3. Management and contact details

The Managing Authority for this programme is the Directorate General of Community Funds and Territorial Financing (DGFCFT) of the Secretariat of State for the Budget and Expenditure of the Ministry of Finance, sharing responsibility with the Authorities of the Autonomous Town of Melilla.
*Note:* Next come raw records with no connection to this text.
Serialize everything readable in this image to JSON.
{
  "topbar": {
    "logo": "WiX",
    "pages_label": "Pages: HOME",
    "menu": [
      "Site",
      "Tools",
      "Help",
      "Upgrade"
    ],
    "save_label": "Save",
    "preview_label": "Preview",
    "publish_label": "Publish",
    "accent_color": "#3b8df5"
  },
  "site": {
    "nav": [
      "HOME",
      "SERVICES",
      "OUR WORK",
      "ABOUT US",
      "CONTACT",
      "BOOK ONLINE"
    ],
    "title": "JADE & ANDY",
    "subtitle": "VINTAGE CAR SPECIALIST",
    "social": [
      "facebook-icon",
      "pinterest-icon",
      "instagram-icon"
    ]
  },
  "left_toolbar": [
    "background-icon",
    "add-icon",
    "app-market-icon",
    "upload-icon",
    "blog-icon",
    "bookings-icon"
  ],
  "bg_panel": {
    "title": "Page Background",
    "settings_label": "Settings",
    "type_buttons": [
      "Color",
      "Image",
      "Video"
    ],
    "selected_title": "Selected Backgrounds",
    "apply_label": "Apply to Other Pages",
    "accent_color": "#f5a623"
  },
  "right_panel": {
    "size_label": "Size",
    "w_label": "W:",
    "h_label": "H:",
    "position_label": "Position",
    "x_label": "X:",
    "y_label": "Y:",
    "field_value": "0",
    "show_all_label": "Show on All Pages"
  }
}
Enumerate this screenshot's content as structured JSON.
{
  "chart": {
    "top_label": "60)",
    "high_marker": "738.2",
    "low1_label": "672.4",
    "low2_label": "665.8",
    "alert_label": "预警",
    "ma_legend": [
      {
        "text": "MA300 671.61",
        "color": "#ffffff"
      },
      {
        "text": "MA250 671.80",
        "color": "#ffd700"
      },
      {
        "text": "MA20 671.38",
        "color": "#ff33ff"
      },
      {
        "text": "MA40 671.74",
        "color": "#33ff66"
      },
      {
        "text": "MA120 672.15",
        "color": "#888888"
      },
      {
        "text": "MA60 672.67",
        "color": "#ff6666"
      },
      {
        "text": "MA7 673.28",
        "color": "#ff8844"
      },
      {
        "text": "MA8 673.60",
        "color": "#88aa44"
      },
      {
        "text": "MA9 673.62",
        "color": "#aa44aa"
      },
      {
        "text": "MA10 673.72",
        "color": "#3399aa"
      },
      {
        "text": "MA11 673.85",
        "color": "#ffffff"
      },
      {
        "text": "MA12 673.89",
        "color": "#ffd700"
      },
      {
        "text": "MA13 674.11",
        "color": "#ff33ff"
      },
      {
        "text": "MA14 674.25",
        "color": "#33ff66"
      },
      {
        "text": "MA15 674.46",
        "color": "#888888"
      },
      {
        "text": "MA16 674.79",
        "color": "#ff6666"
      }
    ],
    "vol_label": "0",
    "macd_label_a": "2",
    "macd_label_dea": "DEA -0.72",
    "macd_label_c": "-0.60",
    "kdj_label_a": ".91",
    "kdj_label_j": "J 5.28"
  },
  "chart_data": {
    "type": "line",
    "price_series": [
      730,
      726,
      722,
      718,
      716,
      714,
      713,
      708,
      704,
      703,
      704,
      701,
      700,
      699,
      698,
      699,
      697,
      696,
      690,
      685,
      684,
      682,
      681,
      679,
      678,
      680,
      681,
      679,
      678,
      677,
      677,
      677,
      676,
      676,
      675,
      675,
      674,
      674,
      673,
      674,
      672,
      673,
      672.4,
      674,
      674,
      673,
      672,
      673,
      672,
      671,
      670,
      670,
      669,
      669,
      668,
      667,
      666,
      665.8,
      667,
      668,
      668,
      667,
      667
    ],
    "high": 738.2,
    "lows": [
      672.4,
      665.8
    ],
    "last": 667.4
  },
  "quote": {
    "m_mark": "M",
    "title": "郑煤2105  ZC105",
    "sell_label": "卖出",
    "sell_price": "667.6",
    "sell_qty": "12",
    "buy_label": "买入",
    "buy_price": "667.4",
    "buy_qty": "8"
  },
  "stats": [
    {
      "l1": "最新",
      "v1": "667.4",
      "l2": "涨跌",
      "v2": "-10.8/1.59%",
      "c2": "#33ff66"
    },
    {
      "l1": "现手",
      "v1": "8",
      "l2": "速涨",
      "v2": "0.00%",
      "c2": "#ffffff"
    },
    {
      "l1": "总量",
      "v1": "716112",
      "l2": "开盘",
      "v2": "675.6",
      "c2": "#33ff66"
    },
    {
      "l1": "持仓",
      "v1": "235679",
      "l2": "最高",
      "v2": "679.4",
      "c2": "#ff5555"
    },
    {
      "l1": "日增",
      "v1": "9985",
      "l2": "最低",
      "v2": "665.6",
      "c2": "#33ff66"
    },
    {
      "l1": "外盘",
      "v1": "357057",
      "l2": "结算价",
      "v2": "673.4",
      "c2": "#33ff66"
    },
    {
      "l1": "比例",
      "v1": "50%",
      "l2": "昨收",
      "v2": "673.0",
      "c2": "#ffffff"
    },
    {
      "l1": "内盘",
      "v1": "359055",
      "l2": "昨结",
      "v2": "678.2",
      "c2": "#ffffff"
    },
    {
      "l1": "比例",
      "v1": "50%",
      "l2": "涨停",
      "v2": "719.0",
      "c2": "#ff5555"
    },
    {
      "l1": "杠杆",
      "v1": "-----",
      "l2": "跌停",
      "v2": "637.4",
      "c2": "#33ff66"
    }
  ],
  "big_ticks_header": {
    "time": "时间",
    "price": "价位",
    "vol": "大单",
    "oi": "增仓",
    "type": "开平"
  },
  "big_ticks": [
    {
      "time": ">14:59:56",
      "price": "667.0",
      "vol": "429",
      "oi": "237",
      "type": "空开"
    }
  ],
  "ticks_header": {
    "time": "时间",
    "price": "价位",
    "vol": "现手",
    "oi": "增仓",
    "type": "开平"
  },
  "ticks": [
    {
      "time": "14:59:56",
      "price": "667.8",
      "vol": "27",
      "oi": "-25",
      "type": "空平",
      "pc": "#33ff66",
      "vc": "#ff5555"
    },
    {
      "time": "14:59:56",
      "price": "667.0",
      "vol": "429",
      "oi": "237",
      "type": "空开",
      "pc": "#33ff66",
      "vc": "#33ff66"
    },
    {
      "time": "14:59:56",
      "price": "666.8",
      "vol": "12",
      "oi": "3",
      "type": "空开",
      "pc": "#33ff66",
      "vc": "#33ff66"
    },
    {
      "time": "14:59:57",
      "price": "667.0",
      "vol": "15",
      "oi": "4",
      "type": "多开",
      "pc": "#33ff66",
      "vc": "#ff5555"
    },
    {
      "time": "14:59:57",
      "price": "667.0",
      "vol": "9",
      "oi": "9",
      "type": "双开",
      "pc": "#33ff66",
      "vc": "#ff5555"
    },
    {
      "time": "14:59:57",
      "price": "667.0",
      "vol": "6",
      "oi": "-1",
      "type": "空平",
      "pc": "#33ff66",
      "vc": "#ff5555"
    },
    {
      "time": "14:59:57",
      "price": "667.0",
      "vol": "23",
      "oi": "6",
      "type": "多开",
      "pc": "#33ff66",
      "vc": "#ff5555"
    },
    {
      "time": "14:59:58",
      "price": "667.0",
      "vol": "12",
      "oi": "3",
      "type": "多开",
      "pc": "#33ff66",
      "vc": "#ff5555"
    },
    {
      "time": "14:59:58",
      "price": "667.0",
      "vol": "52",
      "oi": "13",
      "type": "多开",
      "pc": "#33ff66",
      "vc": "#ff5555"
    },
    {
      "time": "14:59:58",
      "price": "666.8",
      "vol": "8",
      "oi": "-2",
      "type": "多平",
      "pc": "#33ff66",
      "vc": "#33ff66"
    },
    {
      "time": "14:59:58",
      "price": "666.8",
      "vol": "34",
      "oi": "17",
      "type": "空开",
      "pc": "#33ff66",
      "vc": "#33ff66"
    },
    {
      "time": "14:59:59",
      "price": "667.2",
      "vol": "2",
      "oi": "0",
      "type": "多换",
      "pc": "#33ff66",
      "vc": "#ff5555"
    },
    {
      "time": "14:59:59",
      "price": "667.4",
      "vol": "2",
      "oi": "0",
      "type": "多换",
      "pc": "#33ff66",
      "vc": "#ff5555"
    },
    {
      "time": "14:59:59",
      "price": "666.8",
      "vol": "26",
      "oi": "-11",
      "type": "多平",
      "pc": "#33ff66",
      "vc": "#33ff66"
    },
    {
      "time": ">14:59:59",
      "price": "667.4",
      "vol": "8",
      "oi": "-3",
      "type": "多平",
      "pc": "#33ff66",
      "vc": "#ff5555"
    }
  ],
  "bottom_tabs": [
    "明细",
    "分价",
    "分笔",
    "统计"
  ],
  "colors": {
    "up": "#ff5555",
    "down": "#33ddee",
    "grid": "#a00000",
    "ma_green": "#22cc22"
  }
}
The Managing Authority will co-ordinate all the actors involved in implementing the programme and will organise the meetings of the Implementation Committee.

The Implementation Committee is composed of the following members:
representatives of the Ministries of Finance, Employment and Social Affairs;
representatives of the Town of Melilla, of the regional authority competent for the environment, of the regional body competent for equal opportunities, and
a representation from the European Commission.
It is co-chaired by a representative of the Managing Authority and by a representative of the Department co-ordinating the managing of the Structural Funds within the Town Authorities

Financial and Technical information

Objective 1 Programme for Melilla

Intervention Type

Operational Program

CCI no


Number of decision


Final approval date


Breakdown of finances by priority axis

Priority Axis EU Investment National Public Contribution Total Public Contribution
1 Improving competitiveness and developing the productive fabric 0 0 5 682 542
2 The knowledge society (innovation, R&D, the information society) 0 0 517 426
3 Environment, natural habitats and water resources 0 0 16 540 959
41 Education infrastructure and reinforcement of professional, technical education and training 0 0 5 507 343
42 Insertion and professional reinsertion of unemployed people 0 0 7 352 077
43 Reinforcement of stability in employment and adaptability 0 0 841 420
44 Insertion of people with particular difficulties in the labour market 0 0 3 167 650
45 Participation of women in the labour market 0 0 1 760 946
5 Local and urban development 0 0 19 404 497
6 Transport and energy networks 0 0 26 406 191
9 Technical Assistance 0 0 1 030 837
Total 0 0 88 211 888

Financial Breakdown by Funds

EU Investment ERDF ESF
Total: 60 974 287 50 324 668 10 649 619
100,00% 82,53% 17,47%